> **WHAT TO PRODUCE**
Read the entries that follow and give each one again precisely.

> **RECORDS TO PROCESS**

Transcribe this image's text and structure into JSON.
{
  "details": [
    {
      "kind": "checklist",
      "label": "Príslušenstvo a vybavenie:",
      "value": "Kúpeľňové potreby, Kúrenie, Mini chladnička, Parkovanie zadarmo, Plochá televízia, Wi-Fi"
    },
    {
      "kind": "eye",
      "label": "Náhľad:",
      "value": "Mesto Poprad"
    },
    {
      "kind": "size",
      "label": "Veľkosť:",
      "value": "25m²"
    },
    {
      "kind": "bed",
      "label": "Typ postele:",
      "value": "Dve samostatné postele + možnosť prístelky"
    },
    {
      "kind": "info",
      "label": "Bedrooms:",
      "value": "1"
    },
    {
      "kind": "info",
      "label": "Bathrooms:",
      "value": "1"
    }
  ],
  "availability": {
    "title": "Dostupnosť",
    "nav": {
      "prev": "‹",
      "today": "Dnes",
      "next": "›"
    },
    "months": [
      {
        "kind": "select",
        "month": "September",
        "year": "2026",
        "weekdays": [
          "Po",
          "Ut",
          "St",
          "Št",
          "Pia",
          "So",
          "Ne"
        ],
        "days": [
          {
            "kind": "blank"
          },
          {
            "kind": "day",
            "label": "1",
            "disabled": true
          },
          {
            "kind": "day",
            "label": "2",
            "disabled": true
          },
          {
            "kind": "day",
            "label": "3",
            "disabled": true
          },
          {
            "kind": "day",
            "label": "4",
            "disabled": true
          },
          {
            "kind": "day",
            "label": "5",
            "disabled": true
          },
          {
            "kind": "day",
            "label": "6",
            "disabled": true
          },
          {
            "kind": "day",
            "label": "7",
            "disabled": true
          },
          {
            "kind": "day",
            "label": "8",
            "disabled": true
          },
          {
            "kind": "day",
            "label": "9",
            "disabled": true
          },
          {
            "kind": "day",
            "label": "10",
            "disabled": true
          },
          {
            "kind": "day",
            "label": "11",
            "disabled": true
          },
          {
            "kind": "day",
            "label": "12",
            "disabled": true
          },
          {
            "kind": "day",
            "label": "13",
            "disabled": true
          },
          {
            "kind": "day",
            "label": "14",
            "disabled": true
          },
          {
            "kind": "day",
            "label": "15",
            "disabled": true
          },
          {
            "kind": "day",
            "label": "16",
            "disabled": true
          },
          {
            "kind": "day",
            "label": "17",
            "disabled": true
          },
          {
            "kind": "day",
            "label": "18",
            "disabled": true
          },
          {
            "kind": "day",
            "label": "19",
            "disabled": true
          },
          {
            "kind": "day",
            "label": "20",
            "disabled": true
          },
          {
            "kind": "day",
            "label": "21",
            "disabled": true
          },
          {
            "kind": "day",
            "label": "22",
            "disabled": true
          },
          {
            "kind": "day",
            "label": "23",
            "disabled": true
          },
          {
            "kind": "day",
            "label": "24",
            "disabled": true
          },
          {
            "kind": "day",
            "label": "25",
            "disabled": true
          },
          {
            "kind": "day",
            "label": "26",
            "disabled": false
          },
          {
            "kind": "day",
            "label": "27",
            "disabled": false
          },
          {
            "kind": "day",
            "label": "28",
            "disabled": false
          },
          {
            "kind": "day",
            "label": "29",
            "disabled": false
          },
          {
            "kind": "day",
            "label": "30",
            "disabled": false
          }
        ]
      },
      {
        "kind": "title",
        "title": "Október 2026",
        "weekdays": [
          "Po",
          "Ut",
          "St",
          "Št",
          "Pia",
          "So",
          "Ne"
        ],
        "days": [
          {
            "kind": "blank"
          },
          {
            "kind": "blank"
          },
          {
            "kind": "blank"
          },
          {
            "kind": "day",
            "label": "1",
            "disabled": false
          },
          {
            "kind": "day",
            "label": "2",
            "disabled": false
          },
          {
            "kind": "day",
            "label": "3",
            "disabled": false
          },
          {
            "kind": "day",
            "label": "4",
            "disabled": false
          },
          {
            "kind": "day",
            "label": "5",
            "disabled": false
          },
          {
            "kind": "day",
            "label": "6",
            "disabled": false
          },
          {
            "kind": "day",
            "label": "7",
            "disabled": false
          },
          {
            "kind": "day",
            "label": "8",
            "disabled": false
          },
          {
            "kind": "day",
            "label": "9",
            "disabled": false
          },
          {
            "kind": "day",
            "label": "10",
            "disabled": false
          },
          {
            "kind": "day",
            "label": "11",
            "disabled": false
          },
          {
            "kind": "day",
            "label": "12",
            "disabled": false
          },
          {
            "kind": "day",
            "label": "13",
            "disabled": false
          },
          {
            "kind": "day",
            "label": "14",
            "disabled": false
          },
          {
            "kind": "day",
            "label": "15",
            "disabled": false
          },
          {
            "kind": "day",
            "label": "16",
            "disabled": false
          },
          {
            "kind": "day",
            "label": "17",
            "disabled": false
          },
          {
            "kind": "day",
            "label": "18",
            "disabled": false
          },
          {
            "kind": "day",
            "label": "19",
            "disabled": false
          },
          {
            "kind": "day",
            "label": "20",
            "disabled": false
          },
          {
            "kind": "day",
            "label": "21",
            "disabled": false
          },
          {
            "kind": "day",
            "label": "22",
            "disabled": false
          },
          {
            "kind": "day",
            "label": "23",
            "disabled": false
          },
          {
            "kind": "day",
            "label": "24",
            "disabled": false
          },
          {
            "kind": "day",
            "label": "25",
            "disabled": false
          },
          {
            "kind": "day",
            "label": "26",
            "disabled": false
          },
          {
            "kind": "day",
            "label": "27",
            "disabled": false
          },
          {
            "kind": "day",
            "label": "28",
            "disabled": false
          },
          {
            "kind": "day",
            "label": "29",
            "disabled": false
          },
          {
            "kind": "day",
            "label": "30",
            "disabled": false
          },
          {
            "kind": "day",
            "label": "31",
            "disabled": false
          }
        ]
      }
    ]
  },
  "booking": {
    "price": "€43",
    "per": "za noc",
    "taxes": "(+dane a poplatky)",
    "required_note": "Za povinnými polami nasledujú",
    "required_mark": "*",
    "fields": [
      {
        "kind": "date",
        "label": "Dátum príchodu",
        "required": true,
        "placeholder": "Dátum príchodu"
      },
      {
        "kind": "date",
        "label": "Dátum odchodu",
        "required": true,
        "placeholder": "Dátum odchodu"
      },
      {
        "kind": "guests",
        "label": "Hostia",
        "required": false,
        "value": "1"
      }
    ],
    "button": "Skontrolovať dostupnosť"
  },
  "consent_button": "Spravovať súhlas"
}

> **RESPONSE BOX**
Transcribe this image's text and structure into JSON.
{
  "details": [
    {
      "kind": "checklist",
      "label": "Príslušenstvo a vybavenie:",
      "value": "Kúpeľňové potreby, Kúrenie, Mini chladnička, Parkovanie zadarmo, Plochá televízia, Wi-Fi"
    },
    {
      "kind": "eye",
      "label": "Náhľad:",
      "value": "Mesto Poprad"
    },
    {
      "kind": "size",
      "label": "Veľkosť:",
      "value": "25m²"
    },
    {
      "kind": "bed",
      "label": "Typ postele:",
      "value": "Dve samostatné postele + možnosť prístelky"
    },
    {
      "kind": "info",
      "label": "Bedrooms:",
      "value": "1"
    },
    {
      "kind": "info",
      "label": "Bathrooms:",
      "value": "1"
    }
  ],
  "availability": {
    "title": "Dostupnosť",
    "nav": {
      "prev": "‹",
      "today": "Dnes",
      "next": "›"
    },
    "months": [
      {
        "kind": "select",
        "month": "September",
        "year": "2026",
        "weekdays": [
          "Po",
          "Ut",
          "St",
          "Št",
          "Pia",
          "So",
          "Ne"
        ],
        "days": [
          {
            "kind": "blank"
          },
          {
            "kind": "day",
            "label": "1",
            "disabled": true
          },
          {
            "kind": "day",
            "label": "2",
            "disabled": true
          },
          {
            "kind": "day",
            "label": "3",
            "disabled": true
          },
          {
            "kind": "day",
            "label": "4",
            "disabled": true
          },
          {
            "kind": "day",
            "label": "5",
            "disabled": true
          },
          {
            "kind": "day",
            "label": "6",
            "disabled": true
          },
          {
            "kind": "day",
            "label": "7",
            "disabled": true
          },
          {
            "kind": "day",
            "label": "8",
            "disabled": true
          },
          {
            "kind": "day",
            "label": "9",
            "disabled": true
          },
          {
            "kind": "day",
            "label": "10",
            "disabled": true
          },
          {
            "kind": "day",
            "label": "11",
            "disabled": true
          },
          {
            "kind": "day",
            "label": "12",
            "disabled": true
          },
          {
            "kind": "day",
            "label": "13",
            "disabled": true
          },
          {
            "kind": "day",
            "label": "14",
            "disabled": true
          },
          {
            "kind": "day",
            "label": "15",
            "disabled": true
          },
          {
            "kind": "day",
            "label": "16",
            "disabled": true
          },
          {
            "kind": "day",
            "label": "17",
            "disabled": true
          },
          {
            "kind": "day",
            "label": "18",
            "disabled": true
          },
          {
            "kind": "day",
            "label": "19",
            "disabled": true
          },
          {
            "kind": "day",
            "label": "20",
            "disabled": true
          },
          {
            "kind": "day",
            "label": "21",
            "disabled": true
          },
          {
            "kind": "day",
            "label": "22",
            "disabled": true
          },
          {
            "kind": "day",
            "label": "23",
            "disabled": true
          },
          {
            "kind": "day",
            "label": "24",
            "disabled": true
          },
          {
            "kind": "day",
            "label": "25",
            "disabled": true
          },
          {
            "kind": "day",
            "label": "26",
            "disabled": false
          },
          {
            "kind": "day",
            "label": "27",
            "disabled": false
          },
          {
            "kind": "day",
            "label": "28",
            "disabled": false
          },
          {
            "kind": "day",
            "label": "29",
            "disabled": false
          },
          {
            "kind": "day",
            "label": "30",
            "disabled": false
          }
        ]
      },
      {
        "kind": "title",
        "title": "Október 2026",
        "weekdays": [
          "Po",
          "Ut",
          "St",
          "Št",
          "Pia",
          "So",
          "Ne"
        ],
        "days": [
          {
            "kind": "blank"
          },
          {
            "kind": "blank"
          },
          {
            "kind": "blank"
          },
          {
            "kind": "day",
            "label": "1",
            "disabled": false
          },
          {
            "kind": "day",
            "label": "2",
            "disabled": false
          },
          {
            "kind": "day",
            "label": "3",
            "disabled": false
          },
          {
            "kind": "day",
            "label": "4",
            "disabled": false
          },
          {
            "kind": "day",
            "label": "5",
            "disabled": false
          },
          {
            "kind": "day",
            "label": "6",
            "disabled": false
          },
          {
            "kind": "day",
            "label": "7",
            "disabled": false
          },
          {
            "kind": "day",
            "label": "8",
            "disabled": false
          },
          {
            "kind": "day",
            "label": "9",
            "disabled": false
          },
          {
            "kind": "day",
            "label": "10",
            "disabled": false
          },
          {
            "kind": "day",
            "label": "11",
            "disabled": false
          },
          {
            "kind": "day",
            "label": "12",
            "disabled": false
          },
          {
            "kind": "day",
            "label": "13",
            "disabled": false
          },
          {
            "kind": "day",
            "label": "14",
            "disabled": false
          },
          {
            "kind": "day",
            "label": "15",
            "disabled": false
          },
          {
            "kind": "day",
            "label": "16",
            "disabled": false
          },
          {
            "kind": "day",
            "label": "17",
            "disabled": false
          },
          {
            "kind": "day",
            "label": "18",
            "disabled": false
          },
          {
            "kind": "day",
            "label": "19",
            "disabled": false
          },
          {
            "kind": "day",
            "label": "20",
            "disabled": false
          },
          {
            "kind": "day",
            "label": "21",
            "disabled": false
          },
          {
            "kind": "day",
            "label": "22",
            "disabled": false
          },
          {
            "kind": "day",
            "label": "23",
            "disabled": false
          },
          {
            "kind": "day",
            "label": "24",
            "disabled": false
          },
          {
            "kind": "day",
            "label": "25",
            "disabled": false
          },
          {
            "kind": "day",
            "label": "26",
            "disabled": false
          },
          {
            "kind": "day",
            "label": "27",
            "disabled": false
          },
          {
            "kind": "day",
            "label": "28",
            "disabled": false
          },
          {
            "kind": "day",
            "label": "29",
            "disabled": false
          },
          {
            "kind": "day",
            "label": "30",
            "disabled": false
          },
          {
            "kind": "day",
            "label": "31",
            "disabled": false
          }
        ]
      }
    ]
  },
  "booking": {
    "price": "€43",
    "per": "za noc",
    "taxes": "(+dane a poplatky)",
    "required_note": "Za povinnými polami nasledujú",
    "required_mark": "*",
    "fields": [
      {
        "kind": "date",
        "label": "Dátum príchodu",
        "required": true,
        "placeholder": "Dátum príchodu"
      },
      {
        "kind": "date",
        "label": "Dátum odchodu",
        "required": true,
        "placeholder": "Dátum odchodu"
      },
      {
        "kind": "guests",
        "label": "Hostia",
        "required": false,
        "value": "1"
      }
    ],
    "button": "Skontrolovať dostupnosť"
  },
  "consent_button": "Spravovať súhlas"
}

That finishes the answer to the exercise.